A quick update on potential developments which could affect us. There are five proposals which could have an impact on the quality of life and the livelihoods of the parish of Straiton and the surrounding villages.
- Gold Mining in the Galloway Forest Park. GreenOre Gold plc and Koza Ltd (Turkey’s largest gold mining company) have been conducting test drilling a few miles south of Straiton. The environmental damage that might occur if mining were permitted could be tremendous. Huge amounts of rock and stone are dug away for tiny amounts of gold. The company reported that they found 3.8 grammes of gold per tonne about 3 metres below the surface.
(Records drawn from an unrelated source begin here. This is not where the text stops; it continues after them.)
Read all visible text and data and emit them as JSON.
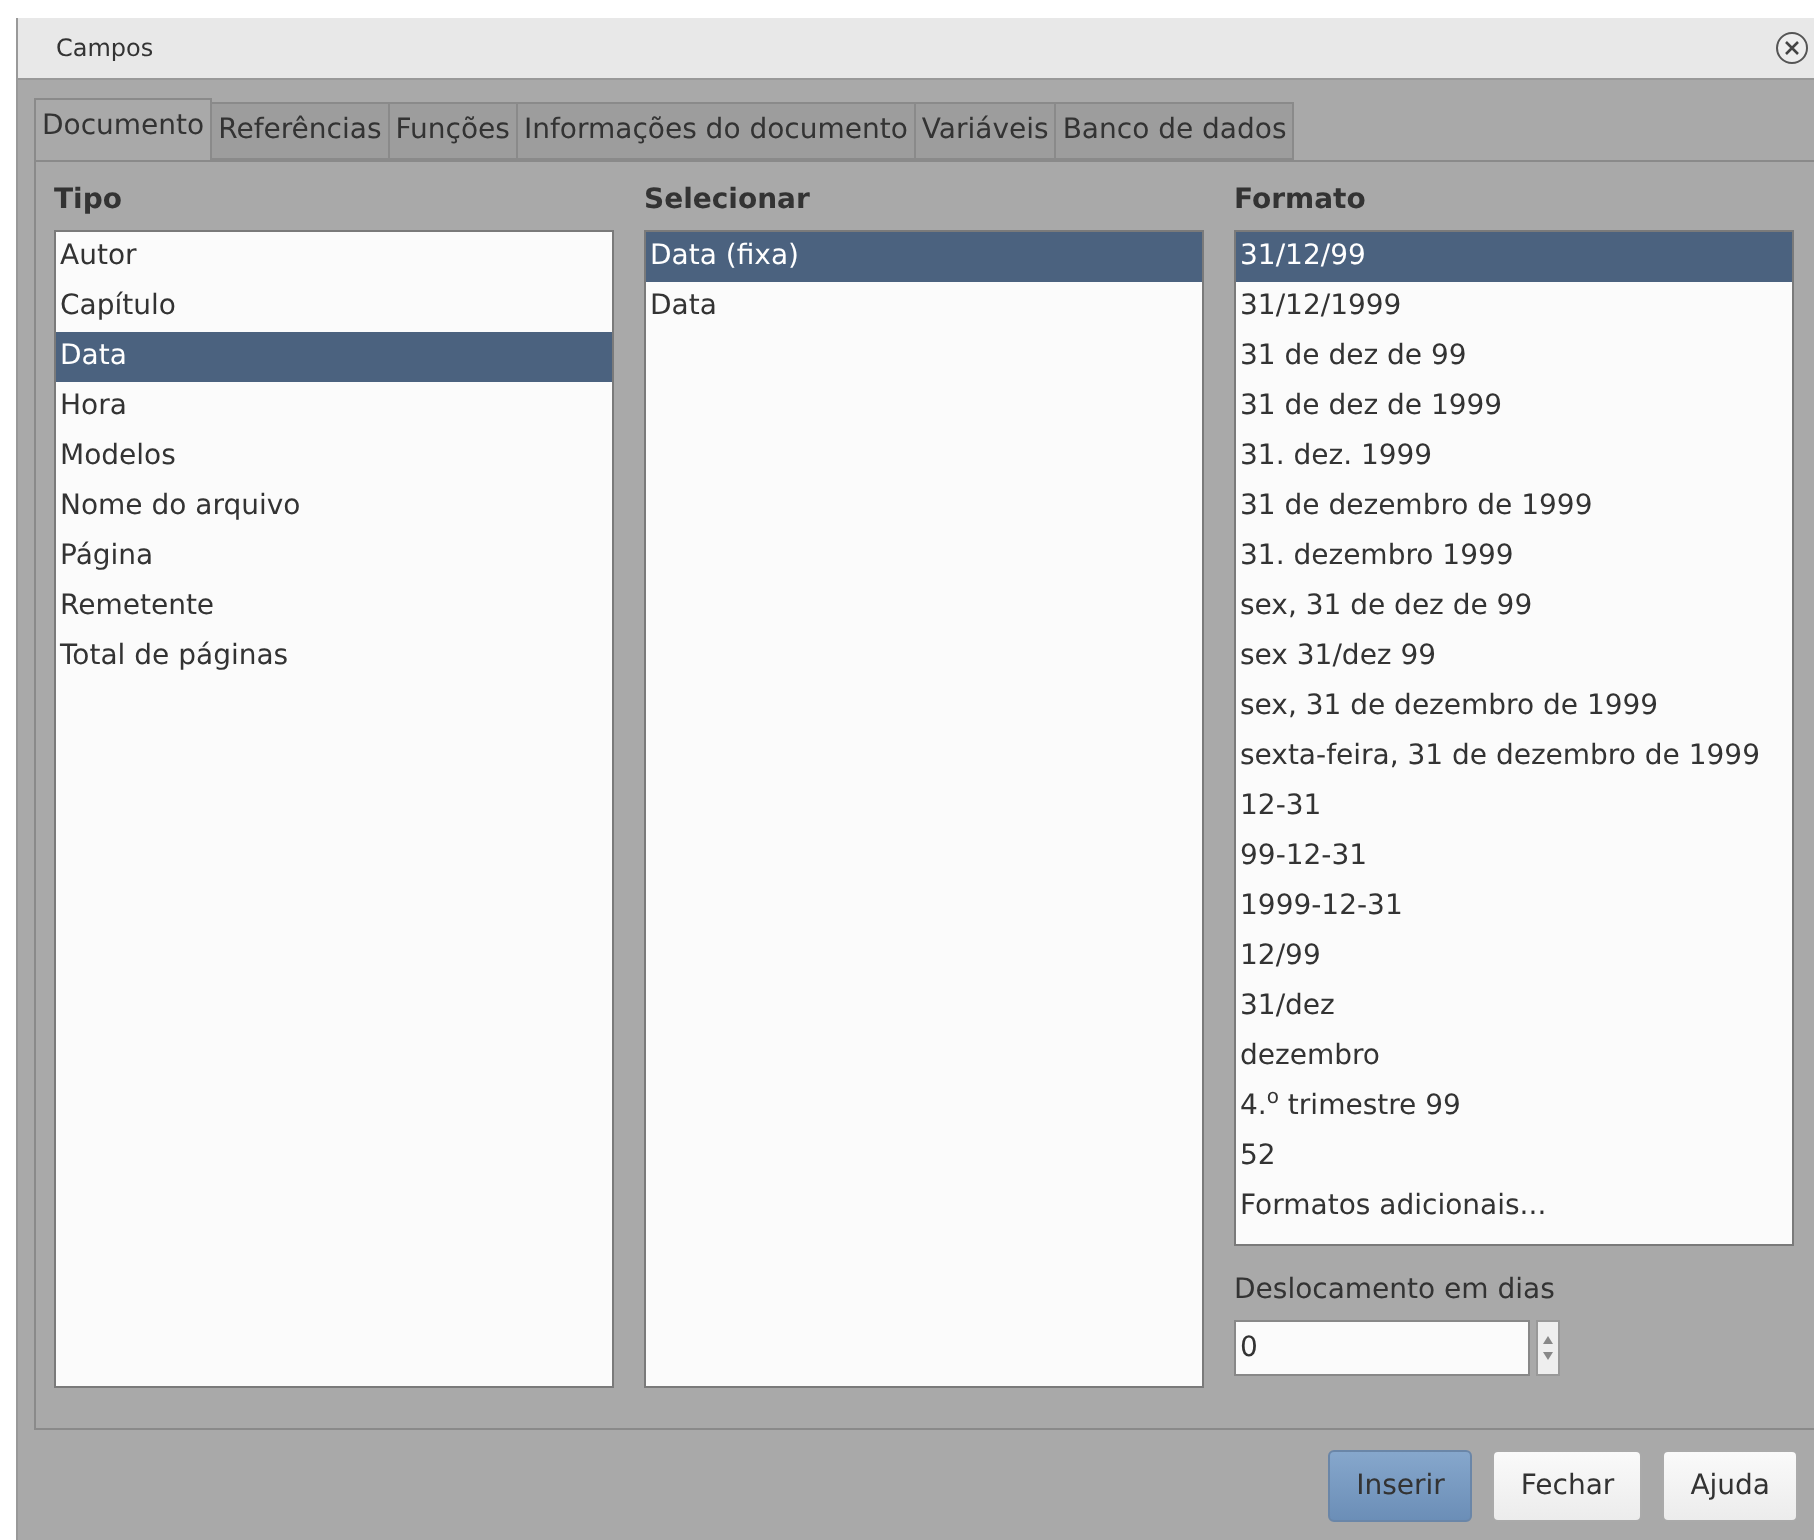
{
  "window": {
    "title": "Campos"
  },
  "tabs": [
    {
      "label": "Documento",
      "selected": true
    },
    {
      "label": "Referências",
      "selected": false
    },
    {
      "label": "Funções",
      "selected": false
    },
    {
      "label": "Informações do documento",
      "selected": false
    },
    {
      "label": "Variáveis",
      "selected": false
    },
    {
      "label": "Banco de dados",
      "selected": false
    }
  ],
  "type_list": {
    "label": "Tipo",
    "items": [
      {
        "label": "Autor",
        "selected": false
      },
      {
        "label": "Capítulo",
        "selected": false
      },
      {
        "label": "Data",
        "selected": true
      },
      {
        "label": "Hora",
        "selected": false
      },
      {
        "label": "Modelos",
        "selected": false
      },
      {
        "label": "Nome do arquivo",
        "selected": false
      },
      {
        "label": "Página",
        "selected": false
      },
      {
        "label": "Remetente",
        "selected": false
      },
      {
        "label": "Total de páginas",
        "selected": false
      }
    ]
  },
  "select_list": {
    "label": "Selecionar",
    "items": [
      {
        "label": "Data (fixa)",
        "selected": true
      },
      {
        "label": "Data",
        "selected": false
      }
    ]
  },
  "format_list": {
    "label": "Formato",
    "items": [
      {
        "label": "31/12/99",
        "selected": true
      },
      {
        "label": "31/12/1999",
        "selected": false
      },
      {
        "label": "31 de dez de 99",
        "selected": false
      },
      {
        "label": "31 de dez de 1999",
        "selected": false
      },
      {
        "label": "31. dez. 1999",
        "selected": false
      },
      {
        "label": "31 de dezembro de 1999",
        "selected": false
      },
      {
        "label": "31. dezembro 1999",
        "selected": false
      },
      {
        "label": "sex, 31 de dez de 99",
        "selected": false
      },
      {
        "label": "sex 31/dez 99",
        "selected": false
      },
      {
        "label": "sex, 31 de dezembro de 1999",
        "selected": false
      },
      {
        "label": "sexta-feira, 31 de dezembro de 1999",
        "selected": false
      },
      {
        "label": "12-31",
        "selected": false
      },
      {
        "label": "99-12-31",
        "selected": false
      },
      {
        "label": "1999-12-31",
        "selected": false
      },
      {
        "label": "12/99",
        "selected": false
      },
      {
        "label": "31/dez",
        "selected": false
      },
      {
        "label": "dezembro",
        "selected": false
      },
      {
        "label": "4.$^{o}$ trimestre 99",
        "selected": false
      },
      {
        "label": "52",
        "selected": false
      },
      {
        "label": "Formatos adicionais...",
        "selected": false
      }
    ]
  },
  "offset": {
    "label": "Deslocamento em dias",
    "value": "0"
  },
  "buttons": [
    {
      "label": "Inserir",
      "default": true
    },
    {
      "label": "Fechar",
      "default": false
    },
    {
      "label": "Ajuda",
      "default": false
    }
  ]
}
There are 28.3 grammes in one ounce so this gives you an indication of how many tonnes have to be removed to find just one ounce.
- Wind turbine by Red Bridge on the B741 between Straiton and Dalmellington. Clean Earth Energy Ltd, a company based in Cornwall are considering applying for a single turbine adjacent to Dersalloch. We believe this could set a precedent for extending wind developments by other companies.
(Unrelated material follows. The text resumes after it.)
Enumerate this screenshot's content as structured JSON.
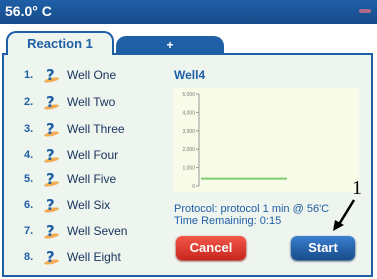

- Skeldon wind farm. ABEI Energy are proposing to apply for five turbines at a tip height of 125m near Hollybush/Skeldon. Details of how this could impact us are not clear yet.
- Clauchrie wind farm. Located south of Barr in the Galloway Forest Park. ScottishPower Renewables have produced a scoping report for a development of 18 turbines at a height of 200m. They would be clearly seen from the walks around Straiton and have a detrimental impact on the Merrick Area of Wild Land.
- Carrick wind farm. Again located in the Galloway Forest Park and proposed by ScottishPower Renewables. Details of the amount of turbines have not been finalised but we assume they will also be 200m high. The area covered by this development is vast and the met mast has been erected at the edge of Linfern Loch a few miles south of Straiton. In the past wind farms applications have been for 25 years but both these last two proposals are in perpetuity.
We will be monitoring the above carefully to see how they might impact us and the surrounding communities.